During gameplay you can change between the animals at your will, granting you the ability of each animal. All puzzles beyond the introduction need a combination of the powers to succeed. In terms of controls there’s not many to learn. You can use your power, jump, move or switch animal. There’s 360 controller input on the PC which I used but keyboard and mouse work equally well.
The story isn’t that complex at all and it won’t win any awards for it’s lacklustre attempt at one. Created by a soviet scientist the levels are a way of testing the animals abilities. Until you manage to escape to an older lab and start to make your own way. The story does develop a little further on down the line but I had a big problem with the abrupt end of the game which seems to have been stitched on just to finish the levels.
The levels themselves aren’t too challenging, you can work out what you need to do fairly quickly and the only challenge comes from the dexterity parts where you’re trying to keep a ball from falling off the edges. There are combat sections that see enemies attack you while you have to defend an ally. These are a nice break between the levels but eventually also become repetitive. There’s little difference between each fight, and while parts can get frenzied when a big baddy comes along overall the fights are fairly easy.
I would love if there had been a bit more complexity added to the levels, I found very few to give any actual difficulty, a couple needed to be correctly thought through but this was easily done. As this can be played as a single player I would hazard that balancing the accessibility for one player and challenge is fairly difficult. This game would have made a great 3D Sokoban (google it kids) if it had tried.
The art style is interesting, but if not a little outdated at this point. Perhaps I’ve become spoilt and demanding though. I don’t think the graphics detract from the gameplay but it just seems very Playstation 1 era for me personally. The levels become fairly repetitive design wise after a while though, that’s quite impressive considering the short game time. A change in environment might have helped keep the game fresh throughout. It’s a similar vein to Portal 2 where you get outside the story designed levels but you don’t get the immersion on the outside that you do with Portal 2.
So, a story that’s not impressive, levels that aren’t too complicated and visually the game barely hits par. This game isn’t a classic and it’s never going to go into my top ten. However, there’s definitely something about it. A magical quality that can only be found in great co op games. I sat down and completed the game in one sit through with my friend and we had so many laughs. The frantic-ness of the ball levels along with us timing our powers just right to annoy the other (all in the name of banter) really made this great fun.
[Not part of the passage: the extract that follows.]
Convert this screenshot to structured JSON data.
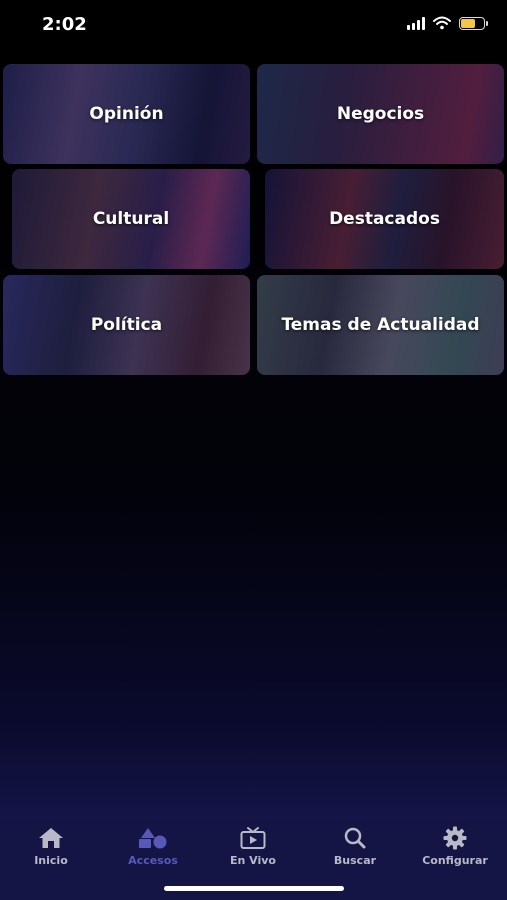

In single player, this game has nothing to offer, it’s a solid ok, but literally as soon as you get just one other friend the game opens up in such a fun way. The PC option even has local co op which is such a rarity these days but is greatly appreciated if you’ve got a big enough monitor or using Big Picture in the living room. We struggled to get into the same game at first but this was quickly overcome.
The game is a short two hours long, even with a bit of mucking around this can barely be stretched to the three hour marker. Thankfully Spearhead Games has added in a few more game modes for you to enjoy. There’s Jules Mode which grants you one life, but all four abilities at once. Tiny Challenges and Tiny Soccer provides more fun challenges with the ball, needing to gracefully dribble the ball to complete the level. Finally there is Tiny Trolls, this gives you the chance to replay the levels but with friendly fire turned on. I can only imagine how much laughter and potential friendship ruining this mode can provide.
I can wholeheartedly recommend Tiny Brains if you’ve got a few friends to play it with. We managed to complete the main story mode in about two hours so it’s not of great length. The amount of fun we had was worth it though and if you do spot this in a Steam sale I suggest you grab it. If you’re struggling to get some friends together though this is a definite avoid.
- Absolute laugh when played co op
- Errrr….really fun in co op?
- Short, reptitive story mode
- Grim when played single player.